## What is expected
For each line below that contains the word "available", return that line.

## Excerpted records
━━━━━━━━━━━━━━━━━━━━
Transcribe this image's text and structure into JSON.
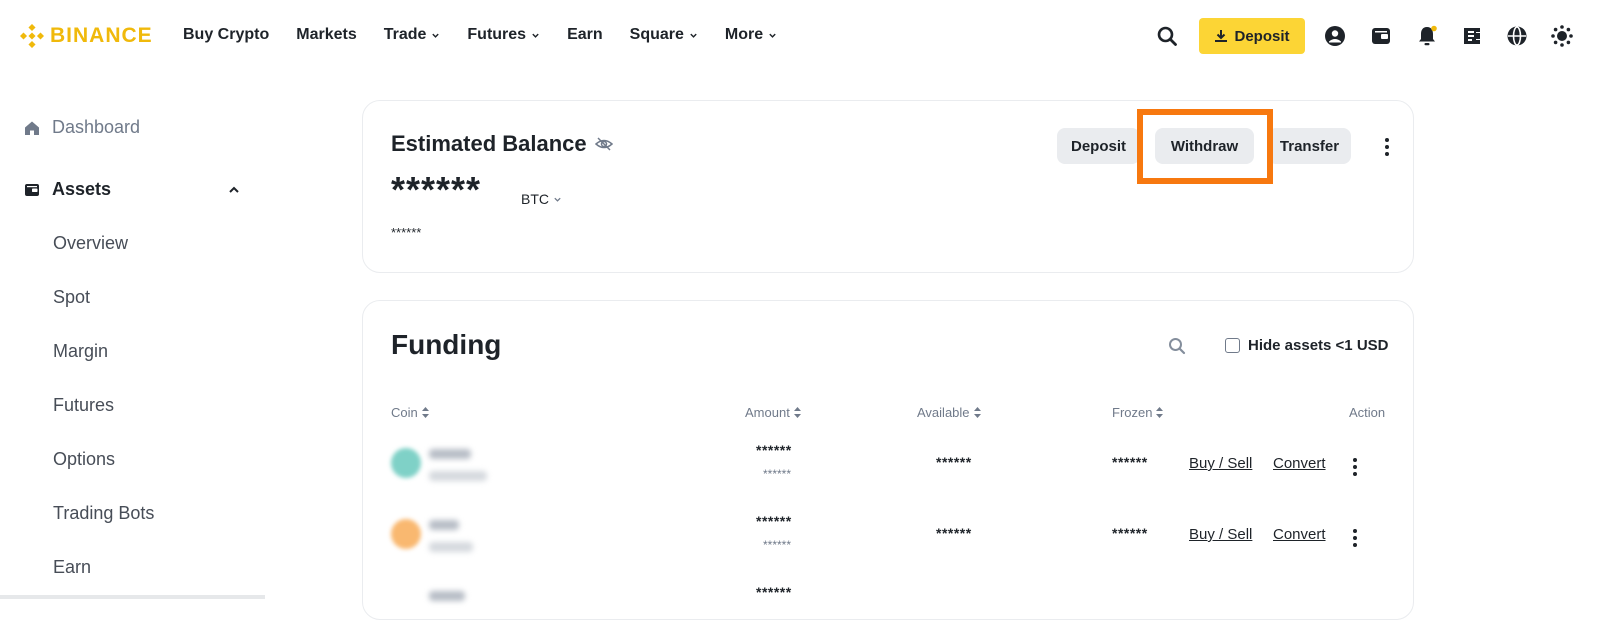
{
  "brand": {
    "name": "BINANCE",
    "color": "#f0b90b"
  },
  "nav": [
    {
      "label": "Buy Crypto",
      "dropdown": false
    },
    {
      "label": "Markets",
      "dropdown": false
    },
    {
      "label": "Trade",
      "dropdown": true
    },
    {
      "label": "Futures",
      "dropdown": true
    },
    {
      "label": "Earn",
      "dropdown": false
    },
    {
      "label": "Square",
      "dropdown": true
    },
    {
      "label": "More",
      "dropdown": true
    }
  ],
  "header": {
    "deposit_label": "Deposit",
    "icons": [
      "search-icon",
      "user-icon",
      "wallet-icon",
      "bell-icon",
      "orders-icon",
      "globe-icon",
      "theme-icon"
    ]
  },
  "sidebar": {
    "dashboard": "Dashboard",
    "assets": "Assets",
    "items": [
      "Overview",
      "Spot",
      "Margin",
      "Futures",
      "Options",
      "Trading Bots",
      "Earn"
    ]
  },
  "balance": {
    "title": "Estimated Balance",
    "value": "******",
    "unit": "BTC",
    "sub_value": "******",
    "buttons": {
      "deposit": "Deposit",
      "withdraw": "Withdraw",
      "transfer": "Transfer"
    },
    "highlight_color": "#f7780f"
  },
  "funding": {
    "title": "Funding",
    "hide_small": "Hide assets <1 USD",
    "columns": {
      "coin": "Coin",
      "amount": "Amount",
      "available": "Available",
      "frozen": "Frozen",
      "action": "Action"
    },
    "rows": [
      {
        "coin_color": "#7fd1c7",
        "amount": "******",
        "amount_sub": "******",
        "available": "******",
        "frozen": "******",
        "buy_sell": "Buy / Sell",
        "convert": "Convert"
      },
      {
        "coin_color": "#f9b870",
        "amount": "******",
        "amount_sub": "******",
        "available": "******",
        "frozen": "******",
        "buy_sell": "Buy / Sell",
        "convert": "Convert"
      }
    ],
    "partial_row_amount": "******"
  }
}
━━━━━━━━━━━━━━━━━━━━
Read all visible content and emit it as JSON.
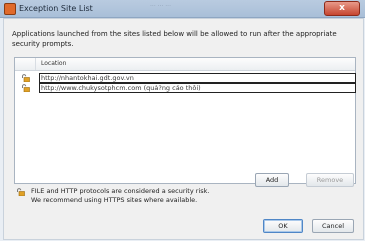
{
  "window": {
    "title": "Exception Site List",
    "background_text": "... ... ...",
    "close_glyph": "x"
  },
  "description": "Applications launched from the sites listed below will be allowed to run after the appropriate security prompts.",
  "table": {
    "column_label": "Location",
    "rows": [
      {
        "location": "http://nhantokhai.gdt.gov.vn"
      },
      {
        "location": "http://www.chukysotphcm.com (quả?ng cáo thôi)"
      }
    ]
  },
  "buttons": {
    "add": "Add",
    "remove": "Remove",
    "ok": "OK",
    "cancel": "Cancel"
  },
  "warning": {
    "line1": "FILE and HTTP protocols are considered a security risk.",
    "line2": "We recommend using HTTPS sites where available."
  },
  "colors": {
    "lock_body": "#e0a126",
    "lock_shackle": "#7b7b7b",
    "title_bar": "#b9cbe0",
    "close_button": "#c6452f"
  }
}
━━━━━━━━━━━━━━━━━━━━
## Exercise answer
      "available": "Available",
        "available": "******",
        "available": "******",
    "line2": "We recommend using HTTPS sites where available."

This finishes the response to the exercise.